The answers to these questions are quite complex, but a few common answers might get us a little farther in the discussion. Consider these points of view as you debate amongst yourselves and with your CIO/COO/CEO and Board of Directors in the coming months.
What if compliance becomes another mechanism for “doing the minimum”? The guidance and legal requirements are meant to be minimums. They are the BASELINES for a reason. They are not the end-all, be-all of infosec. Being compliant does not remove all risk of incidents, it merely reduces risk to a level where it should be manageable for an average organization. This absolutely does NOT mean, “have some vendor certify us as compliant and then we are OK.” That’s my problem with compliance driven security – it often leaves people striving for the minimum. But, the minimum security posture is a dangerous security posture in many ways. Since threats constantly evolve, new risks continually emerge and attackers create new methods on an hourly basis – compliance WILL NOT EVER replace vigilance, doing the right thing and driving defense in depth deep into our organizations. Is your organization guilty of seeing compliance as the finish line instead of a mile marker?

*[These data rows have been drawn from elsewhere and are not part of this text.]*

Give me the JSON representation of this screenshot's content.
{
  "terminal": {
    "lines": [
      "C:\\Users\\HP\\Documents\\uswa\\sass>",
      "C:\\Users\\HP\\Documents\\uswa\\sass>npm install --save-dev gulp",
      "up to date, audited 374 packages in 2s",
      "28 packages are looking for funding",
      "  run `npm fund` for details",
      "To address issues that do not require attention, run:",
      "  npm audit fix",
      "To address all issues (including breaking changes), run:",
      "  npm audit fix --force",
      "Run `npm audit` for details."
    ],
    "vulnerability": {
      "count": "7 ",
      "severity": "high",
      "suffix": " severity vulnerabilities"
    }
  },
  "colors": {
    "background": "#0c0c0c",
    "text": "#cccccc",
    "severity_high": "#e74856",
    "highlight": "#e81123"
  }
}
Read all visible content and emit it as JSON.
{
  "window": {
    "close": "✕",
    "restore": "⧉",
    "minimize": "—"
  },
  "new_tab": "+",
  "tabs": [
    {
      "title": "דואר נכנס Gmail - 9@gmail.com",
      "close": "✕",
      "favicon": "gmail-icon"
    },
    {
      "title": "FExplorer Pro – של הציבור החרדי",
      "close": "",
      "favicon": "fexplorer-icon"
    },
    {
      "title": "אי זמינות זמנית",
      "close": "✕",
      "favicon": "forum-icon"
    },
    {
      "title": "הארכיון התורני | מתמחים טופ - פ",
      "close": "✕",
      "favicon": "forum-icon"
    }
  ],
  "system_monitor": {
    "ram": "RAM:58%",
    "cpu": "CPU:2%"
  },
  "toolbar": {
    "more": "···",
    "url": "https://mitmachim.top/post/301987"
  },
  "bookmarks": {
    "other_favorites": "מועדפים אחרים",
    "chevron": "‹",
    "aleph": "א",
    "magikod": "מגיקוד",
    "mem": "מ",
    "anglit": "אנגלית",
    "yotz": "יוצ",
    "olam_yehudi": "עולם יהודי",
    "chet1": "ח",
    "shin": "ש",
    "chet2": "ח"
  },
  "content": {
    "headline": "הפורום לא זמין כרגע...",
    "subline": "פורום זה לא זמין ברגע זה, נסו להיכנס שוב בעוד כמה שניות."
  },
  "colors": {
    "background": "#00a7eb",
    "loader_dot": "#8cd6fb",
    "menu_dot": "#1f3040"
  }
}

Not all vendors “do the right thing”. Vendors (myself included) need to sell products and services to survive. Some (myself NOT included) will do nearly anything to make this happen. They will confuse customers with hype, misleading terminology or just plain lie to sell their wares. For example, there are some well known PCI scanning vendors who never seem to fail their clients. Ask around, they are easy to find. If your organization is interested in doing the minimum and would rather pass an assessment than ensure that your client data is minimally protected, give them a call. They will be happy to send you a passing letter in return for a check. Another example of this would be the “silver bullet technology” vendors that will happily sell their clients the latest whiz-bang appliance or point solution for fixing an existing security need, rather than helping clients find holistic, manageable security solutions that make their organization’s security posture stronger instead of the vendor richer….
Additionally, many compliance issues reinforce old thinking. They focus on perimeter-centric solutions, even as the perimeter crumbles and is destroyed by disruptive technologies. Since regulations, laws and guidance are often much slower to adjust to changes than Internet-time based attackers and techniques, the compliance driven organization NEVER really catches up with the current threats. They spend all of their time, money and resources focused on building security postures and implementing controls that are often already ineffective due to attacker evolutions.
Lastly, I would reinforce that there are still many organizations out there that just simply will not “do the right thing”. They believe that profit surpasses the need to protect their assets and/or client data. They do not spend resources on real security mechanisms, fail to leverage technologies appropriately, remain careless with policy and processes and do little in terms of security awareness. There are a lot of these organizations around, in nearly every industry. They do security purely by reaction – if they have an incident, they handle that specific issue, then move on. Since consumer apathy is high, they have little to no incentive to change their ways. The only way to enhance the security of these folks is when everyday buyers become less apathetic and veto insecure organizations with their spending. All else will fall short of causing these organizations to change.
So there you have it. A few reasons why regulation is not working. I guess the last one I would leave you with comes from my 16+ years in the industry – good security is hard work. It takes dedication, vigilance, attention to detail, creative AND logical thinking and an ability to come to know the enemy. Good security, far beyond compliance, is just plain tough. It costs money. It is rarely recognized for its value and is always easier to “do the minimum” or nothing at all…